Or, might turn you into a monster. Nobody seems to know. He captures the world of teenagers and twenty-somethings adrift in a world of casual sex and drug use, a world that seems both surreal and seedy.

Trust me when I saw that this book is creepy and horrific. I havent seen or read anything that gave me the shivers like this in a long, long time. 'Black Hole' should definitely be on any list of the best horror works of this year. Burns's vision is like some illness itself, an illness that would taint everything you taste with the reek of sour milk.

But this isnt pure gross-out material. In fact, there's very little of that here; just enough to keep your skin crawling. Mostly, what's disturbing is the unvarnished portrait of human animals in all their sweaty, smelly glory.

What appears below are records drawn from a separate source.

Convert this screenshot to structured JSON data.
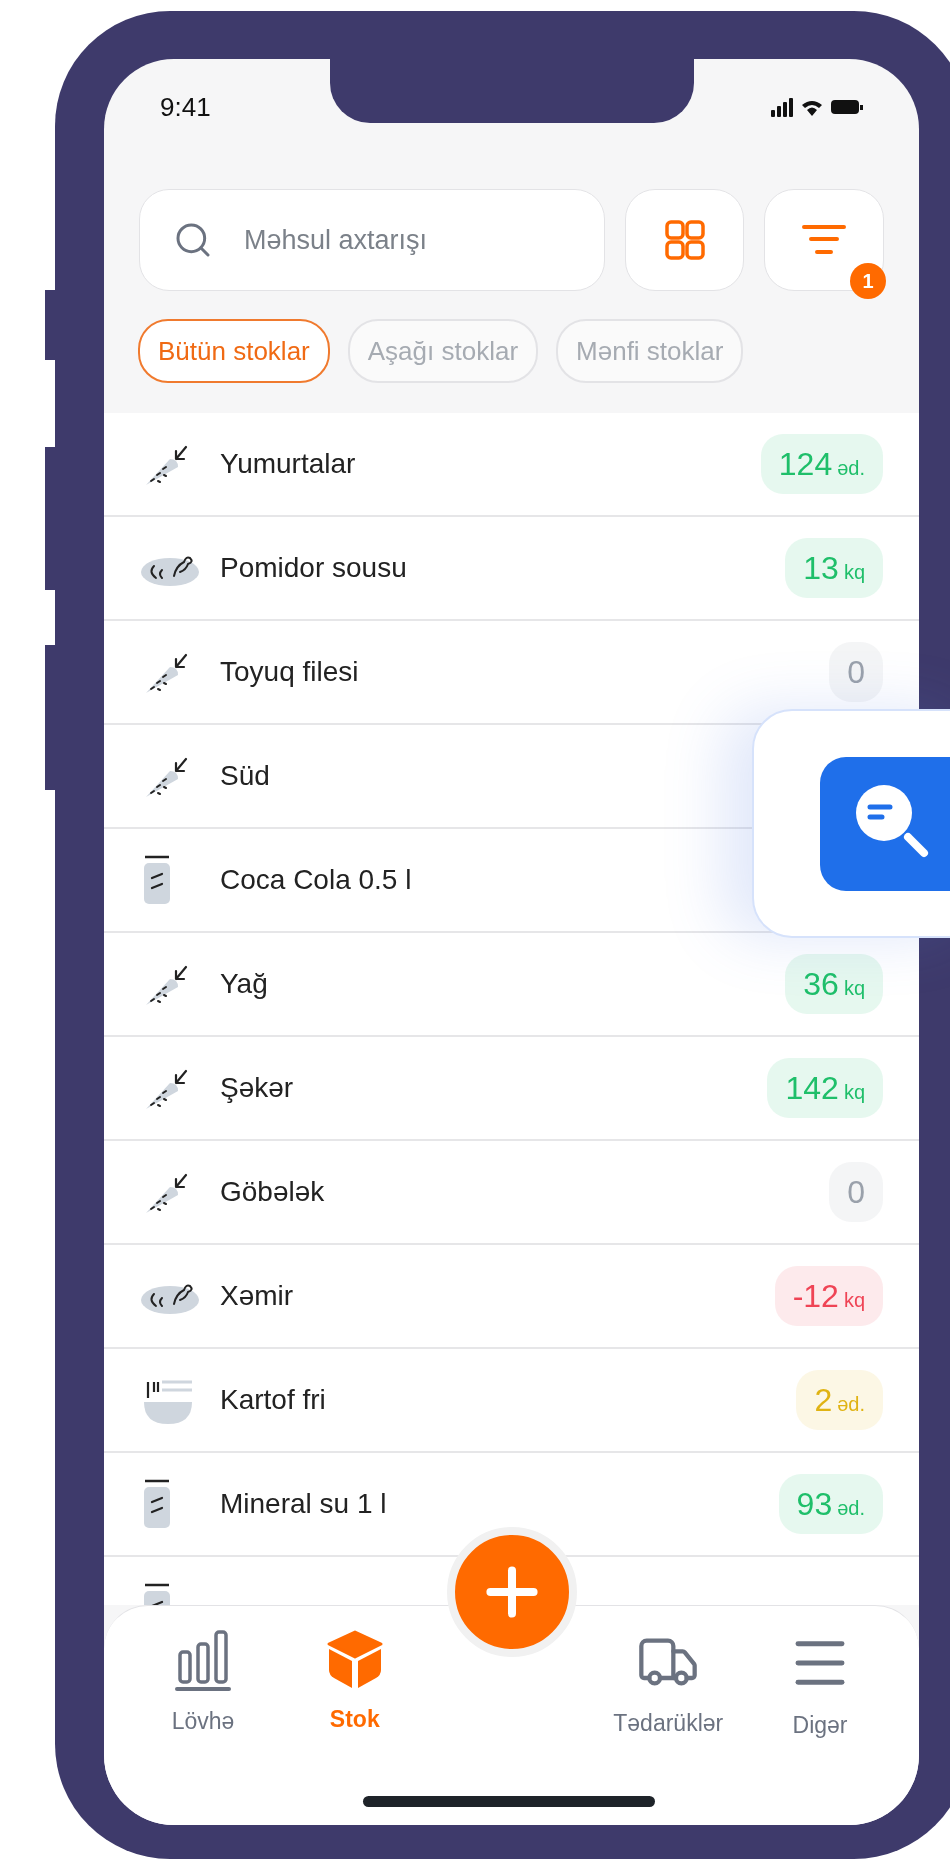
{
  "status_bar": {
    "time": "9:41"
  },
  "search": {
    "placeholder": "Məhsul axtarışı"
  },
  "filter": {
    "badge": "1"
  },
  "chips": [
    {
      "label": "Bütün stoklar",
      "selected": true
    },
    {
      "label": "Aşağı stoklar",
      "selected": false
    },
    {
      "label": "Mənfi stoklar",
      "selected": false
    }
  ],
  "items": [
    {
      "name": "Yumurtalar",
      "kind": "carrot",
      "quantity": "124",
      "unit": "əd.",
      "color": "#1fbf6a"
    },
    {
      "name": "Pomidor sousu",
      "kind": "meat",
      "quantity": "13",
      "unit": "kq",
      "color": "#1fbf6a"
    },
    {
      "name": "Toyuq filesi",
      "kind": "carrot",
      "quantity": "0",
      "color": "#9aa1ab"
    },
    {
      "name": "Süd",
      "kind": "carrot"
    },
    {
      "name": "Coca Cola 0.5 l",
      "kind": "can"
    },
    {
      "name": "Yağ",
      "kind": "carrot",
      "quantity": "36",
      "unit": "kq",
      "color": "#1fbf6a"
    },
    {
      "name": "Şəkər",
      "kind": "carrot",
      "quantity": "142",
      "unit": "kq",
      "color": "#1fbf6a"
    },
    {
      "name": "Göbələk",
      "kind": "carrot",
      "quantity": "0",
      "color": "#9aa1ab"
    },
    {
      "name": "Xəmir",
      "kind": "meat",
      "quantity": "-12",
      "unit": "kq",
      "color": "#ef4455"
    },
    {
      "name": "Kartof fri",
      "kind": "bowl",
      "quantity": "2",
      "unit": "əd.",
      "color": "#e0b313"
    },
    {
      "name": "Mineral su 1 l",
      "kind": "can",
      "quantity": "93",
      "unit": "əd.",
      "color": "#1fbf6a"
    },
    {
      "kind": "can"
    }
  ],
  "nav": [
    {
      "label": "Lövhə",
      "kind": "chart",
      "selected": false
    },
    {
      "label": "Stok",
      "kind": "box",
      "selected": true
    },
    {
      "label": "Tədarüklər",
      "kind": "truck",
      "selected": false
    },
    {
      "label": "Digər",
      "kind": "menu",
      "selected": false
    }
  ]
}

Oh the horror of us. As if we need a reminder.

But it seems we do need reminding, or at least, we enjoy those reminders of our own grosser nature. And these three graphic novels do a pretty damn good job at providing glimpses of our Big Ugly.

And yet each of them is big-time beautiful; beautifully written, imagined, illustrated and even printed. Moreover, theyre attractively priced. For now, at least. Wait until the collectors get a hold of these things. Now that, that will be ugly.